Of course, there are other reasons they want their platform closed until the ebook market and its relationship with publishing is well established. Until pricing and rights-management issues are ironed out, Amazon may not want to further muddy the waters by throwing things open.
The next year could be telling.
Observation: The ereader market isn't just about fiction, or even books.
Those of us in the fiction world have a tendency to think publishing and bookselling are all about fiction, but that has never been true. But the fledgling ereader market isn't all about books either. Far from it.
Look at the newspaper industry, for instance. Print newspapers are way down the road to extinction, and nobody has figured out how to make the web pay. A subscription-based model using ereaders has got to look attractive from many standpoints, and Amazon is eager to sell the idea.
The economics are easy to support on an individual basis. (I just traded a $500 a year daily regional newspaper for a $299 Amazon Kindle and a $168.77 annual subscription to the New York Times. And it's one of the more EXPENSIVE Kindle-available newspapers.)
From a corporate standpoint, it's more complicated, as graphics heavy ads don't work on Kindle or Sony Reader, and most newspapers have a lot invested in print infrastructure. But expect many papers to start offering deals on ereader hardware as part of subscription packages anyway. It's a survival issue.

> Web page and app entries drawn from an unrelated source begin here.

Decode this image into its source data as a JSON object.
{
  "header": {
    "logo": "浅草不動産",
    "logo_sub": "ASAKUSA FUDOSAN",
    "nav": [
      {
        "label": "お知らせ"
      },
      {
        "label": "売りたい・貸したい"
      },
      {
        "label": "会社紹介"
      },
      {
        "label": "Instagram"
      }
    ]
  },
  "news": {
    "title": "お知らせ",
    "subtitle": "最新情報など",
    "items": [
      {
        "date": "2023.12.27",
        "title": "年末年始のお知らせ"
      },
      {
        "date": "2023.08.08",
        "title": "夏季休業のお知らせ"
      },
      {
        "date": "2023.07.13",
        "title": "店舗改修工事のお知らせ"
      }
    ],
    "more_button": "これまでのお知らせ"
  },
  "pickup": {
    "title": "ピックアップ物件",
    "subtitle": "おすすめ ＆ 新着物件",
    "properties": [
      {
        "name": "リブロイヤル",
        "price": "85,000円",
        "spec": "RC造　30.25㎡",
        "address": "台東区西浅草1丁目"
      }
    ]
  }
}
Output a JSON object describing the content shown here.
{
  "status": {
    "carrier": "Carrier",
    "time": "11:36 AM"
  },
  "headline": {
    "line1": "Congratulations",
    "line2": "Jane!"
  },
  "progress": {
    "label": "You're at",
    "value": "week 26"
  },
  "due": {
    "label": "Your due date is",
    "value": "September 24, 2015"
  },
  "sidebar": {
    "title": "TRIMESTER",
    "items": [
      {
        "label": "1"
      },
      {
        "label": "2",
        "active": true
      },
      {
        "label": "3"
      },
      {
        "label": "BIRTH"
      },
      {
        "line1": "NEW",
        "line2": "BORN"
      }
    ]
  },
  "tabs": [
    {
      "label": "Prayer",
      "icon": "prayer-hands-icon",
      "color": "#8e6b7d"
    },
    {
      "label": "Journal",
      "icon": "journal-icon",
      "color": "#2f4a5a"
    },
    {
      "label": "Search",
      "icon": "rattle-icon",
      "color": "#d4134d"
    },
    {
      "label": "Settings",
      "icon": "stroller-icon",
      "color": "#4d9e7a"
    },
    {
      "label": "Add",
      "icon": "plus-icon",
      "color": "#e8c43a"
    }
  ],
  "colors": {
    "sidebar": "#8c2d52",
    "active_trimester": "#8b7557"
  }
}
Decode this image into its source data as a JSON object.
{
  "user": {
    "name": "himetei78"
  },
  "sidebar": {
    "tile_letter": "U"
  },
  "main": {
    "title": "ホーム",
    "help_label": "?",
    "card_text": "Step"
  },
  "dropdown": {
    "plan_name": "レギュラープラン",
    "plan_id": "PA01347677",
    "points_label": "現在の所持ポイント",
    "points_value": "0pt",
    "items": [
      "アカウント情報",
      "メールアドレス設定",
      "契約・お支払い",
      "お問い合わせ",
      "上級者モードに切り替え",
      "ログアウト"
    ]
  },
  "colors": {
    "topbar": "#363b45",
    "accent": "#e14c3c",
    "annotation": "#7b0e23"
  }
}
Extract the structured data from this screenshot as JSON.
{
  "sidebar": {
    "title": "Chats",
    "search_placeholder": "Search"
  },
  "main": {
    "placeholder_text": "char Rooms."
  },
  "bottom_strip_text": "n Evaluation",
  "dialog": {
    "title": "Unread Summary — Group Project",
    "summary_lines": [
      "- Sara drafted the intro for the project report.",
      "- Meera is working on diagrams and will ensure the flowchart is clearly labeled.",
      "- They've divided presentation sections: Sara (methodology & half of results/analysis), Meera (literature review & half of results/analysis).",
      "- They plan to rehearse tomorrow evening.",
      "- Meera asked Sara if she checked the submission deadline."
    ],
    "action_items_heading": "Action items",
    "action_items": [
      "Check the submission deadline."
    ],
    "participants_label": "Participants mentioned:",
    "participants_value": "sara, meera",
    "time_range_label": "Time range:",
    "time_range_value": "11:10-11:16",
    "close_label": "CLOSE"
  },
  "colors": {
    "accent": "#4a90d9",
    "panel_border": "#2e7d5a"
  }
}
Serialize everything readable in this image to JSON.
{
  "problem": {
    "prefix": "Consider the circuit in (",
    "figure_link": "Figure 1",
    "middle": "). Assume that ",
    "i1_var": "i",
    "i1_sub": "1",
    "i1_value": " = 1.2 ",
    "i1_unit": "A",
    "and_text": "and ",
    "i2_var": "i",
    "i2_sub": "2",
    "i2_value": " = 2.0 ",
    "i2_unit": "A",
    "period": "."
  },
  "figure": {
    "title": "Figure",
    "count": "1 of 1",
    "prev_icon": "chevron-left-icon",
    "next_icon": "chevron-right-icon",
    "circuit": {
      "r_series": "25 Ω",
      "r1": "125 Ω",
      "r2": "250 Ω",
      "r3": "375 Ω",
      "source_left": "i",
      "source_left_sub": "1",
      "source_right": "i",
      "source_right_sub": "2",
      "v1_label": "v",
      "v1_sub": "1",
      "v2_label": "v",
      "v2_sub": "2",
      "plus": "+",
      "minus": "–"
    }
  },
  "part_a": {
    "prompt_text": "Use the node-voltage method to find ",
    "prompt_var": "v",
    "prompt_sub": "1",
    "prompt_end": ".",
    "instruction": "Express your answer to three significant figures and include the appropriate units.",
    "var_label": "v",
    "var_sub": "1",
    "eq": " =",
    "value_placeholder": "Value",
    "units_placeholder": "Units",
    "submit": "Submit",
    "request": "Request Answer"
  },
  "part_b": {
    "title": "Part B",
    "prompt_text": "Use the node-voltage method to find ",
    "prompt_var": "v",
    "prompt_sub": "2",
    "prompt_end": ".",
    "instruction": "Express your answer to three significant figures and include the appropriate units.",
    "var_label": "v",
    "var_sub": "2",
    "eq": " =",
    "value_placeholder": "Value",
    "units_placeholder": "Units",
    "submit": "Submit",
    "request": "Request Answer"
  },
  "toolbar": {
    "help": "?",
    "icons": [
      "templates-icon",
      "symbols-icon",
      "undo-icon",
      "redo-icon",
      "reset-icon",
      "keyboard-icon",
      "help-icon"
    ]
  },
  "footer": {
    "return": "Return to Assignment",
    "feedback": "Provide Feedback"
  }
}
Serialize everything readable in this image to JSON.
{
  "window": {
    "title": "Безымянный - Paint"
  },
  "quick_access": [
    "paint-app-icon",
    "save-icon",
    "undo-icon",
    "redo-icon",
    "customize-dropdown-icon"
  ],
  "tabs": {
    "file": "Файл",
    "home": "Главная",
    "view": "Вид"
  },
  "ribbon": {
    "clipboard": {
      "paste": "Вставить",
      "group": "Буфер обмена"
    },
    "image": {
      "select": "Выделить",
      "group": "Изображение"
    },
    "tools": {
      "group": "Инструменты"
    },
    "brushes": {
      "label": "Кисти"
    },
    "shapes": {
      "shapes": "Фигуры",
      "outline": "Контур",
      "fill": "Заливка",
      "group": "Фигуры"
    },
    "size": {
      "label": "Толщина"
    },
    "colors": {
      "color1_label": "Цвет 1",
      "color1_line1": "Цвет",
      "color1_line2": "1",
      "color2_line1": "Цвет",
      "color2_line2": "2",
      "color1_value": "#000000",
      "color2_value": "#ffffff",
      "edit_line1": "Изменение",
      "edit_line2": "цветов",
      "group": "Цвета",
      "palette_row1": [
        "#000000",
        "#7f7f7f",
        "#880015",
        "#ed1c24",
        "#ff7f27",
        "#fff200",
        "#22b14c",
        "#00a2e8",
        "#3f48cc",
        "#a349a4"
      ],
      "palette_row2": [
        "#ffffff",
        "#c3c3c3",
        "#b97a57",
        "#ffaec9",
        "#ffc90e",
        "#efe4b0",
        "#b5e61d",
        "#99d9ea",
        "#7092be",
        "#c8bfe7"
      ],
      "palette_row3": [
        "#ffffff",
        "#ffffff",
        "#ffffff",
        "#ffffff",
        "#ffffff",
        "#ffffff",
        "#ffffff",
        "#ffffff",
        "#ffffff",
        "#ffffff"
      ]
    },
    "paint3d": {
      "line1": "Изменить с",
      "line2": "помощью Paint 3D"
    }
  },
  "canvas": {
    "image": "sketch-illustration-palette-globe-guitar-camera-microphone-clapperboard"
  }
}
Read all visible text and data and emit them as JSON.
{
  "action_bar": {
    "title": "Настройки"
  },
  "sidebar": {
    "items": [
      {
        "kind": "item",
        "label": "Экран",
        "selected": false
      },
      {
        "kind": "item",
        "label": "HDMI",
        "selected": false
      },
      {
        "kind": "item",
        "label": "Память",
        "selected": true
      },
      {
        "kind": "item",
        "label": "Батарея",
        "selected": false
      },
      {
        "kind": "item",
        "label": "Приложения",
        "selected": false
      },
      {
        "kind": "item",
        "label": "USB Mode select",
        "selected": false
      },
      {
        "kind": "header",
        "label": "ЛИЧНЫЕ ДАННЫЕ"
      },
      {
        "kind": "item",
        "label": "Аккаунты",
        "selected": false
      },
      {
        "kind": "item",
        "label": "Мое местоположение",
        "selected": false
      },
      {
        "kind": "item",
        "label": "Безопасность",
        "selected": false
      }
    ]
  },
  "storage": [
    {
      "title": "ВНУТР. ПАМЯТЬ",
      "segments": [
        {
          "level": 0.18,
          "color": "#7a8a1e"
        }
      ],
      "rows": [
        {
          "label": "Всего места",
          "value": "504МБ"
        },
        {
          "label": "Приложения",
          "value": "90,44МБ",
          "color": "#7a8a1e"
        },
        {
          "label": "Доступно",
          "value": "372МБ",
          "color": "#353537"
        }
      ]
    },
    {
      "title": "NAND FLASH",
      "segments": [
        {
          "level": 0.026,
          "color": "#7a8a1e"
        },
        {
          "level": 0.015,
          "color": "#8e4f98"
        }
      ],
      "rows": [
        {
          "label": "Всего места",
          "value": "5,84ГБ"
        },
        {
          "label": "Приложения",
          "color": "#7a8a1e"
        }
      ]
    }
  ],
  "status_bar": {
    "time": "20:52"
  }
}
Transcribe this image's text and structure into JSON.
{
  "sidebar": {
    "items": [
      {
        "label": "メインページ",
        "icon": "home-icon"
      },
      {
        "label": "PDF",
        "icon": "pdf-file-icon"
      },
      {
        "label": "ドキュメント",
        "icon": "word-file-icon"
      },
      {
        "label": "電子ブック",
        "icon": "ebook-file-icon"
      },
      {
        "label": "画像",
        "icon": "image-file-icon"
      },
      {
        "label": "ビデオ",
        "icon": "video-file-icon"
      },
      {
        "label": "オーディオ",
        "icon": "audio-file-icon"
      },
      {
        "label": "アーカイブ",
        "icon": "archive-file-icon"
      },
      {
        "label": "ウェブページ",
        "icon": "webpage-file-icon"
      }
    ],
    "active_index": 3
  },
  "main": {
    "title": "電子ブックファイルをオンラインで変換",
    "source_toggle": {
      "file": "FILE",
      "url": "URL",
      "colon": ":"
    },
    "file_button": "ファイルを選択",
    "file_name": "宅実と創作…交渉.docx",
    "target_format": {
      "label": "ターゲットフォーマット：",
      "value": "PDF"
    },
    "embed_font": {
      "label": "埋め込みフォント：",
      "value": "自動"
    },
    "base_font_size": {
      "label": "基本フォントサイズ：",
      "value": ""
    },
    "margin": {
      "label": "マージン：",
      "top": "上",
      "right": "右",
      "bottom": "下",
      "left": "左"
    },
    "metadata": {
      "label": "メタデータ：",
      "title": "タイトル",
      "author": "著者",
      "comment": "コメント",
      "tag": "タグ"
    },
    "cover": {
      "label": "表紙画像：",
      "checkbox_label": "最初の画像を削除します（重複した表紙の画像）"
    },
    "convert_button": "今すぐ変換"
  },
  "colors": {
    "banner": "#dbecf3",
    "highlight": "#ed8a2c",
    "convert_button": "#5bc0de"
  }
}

Print magazines are in almost as bad a fix. Slick paper and pretty pictures are keeping the big players alive for now, but it can't last, and web competition has hurt everything from porn to specialty and hobby magazines. They'll push the next generation of ereader hardware.
Prediction: Despite the rumors, don't expect Apple to introduce a dedicated ebook reader. The word "dedicated" is no longer in their corporate dictionary. (No pun intended, if you've been following current news about their censoring a dictionary on the iPhone). If they enter the ereader market (Steve Jobs doesn't seem to believe there is one), it will be one feature on a much sexier and more flexible device.
Speculation: Barnes and Noble has announced an ebook bookstore without an ebook reader to go with it. It isn't even compatible with the two major players, Amazon Kindle and Sony. What's with that?
I'll tell you my best guess. If an exclusive Sony agreement doesn't appear in conjunction with some new model that includes wireless, expect them to start lining up non-exclusive partnerships in the coming year with Plastic Logic and other newer hardware players, as well as chasing more open platforms like cell-phones, netbooks, and PCs.
B&N knows they can't go head-to-head with Amazon on their own, and becoming a hardware company isn't in their skill-set. Instead, they'll use their long-relationship with publishers to make them comfortable in a way that Amazon never can, while they chase niche markets and try and end-run of Amazon.
All things considered, I don't think this is a bad plan.
Observation: Hasn't anybody noticed that this would be a great time to return to the old book-club model?
Yeah, I know, that seems crazy. Book clubs are so over, right?
But would you sign up to a commitment to buy a certain number of books (that you were probably going to buy anyway) over the next year or two if a shiny, new, Sony (or other brand) ebook reader with wireless were part of the deal? Even if it had the club logo and website on the case?
Yes. I think you might.
At least some of you might. The people who are early adopters of ebooks tend to be older, heavy readers. Exactly the folks who used to join book clubs.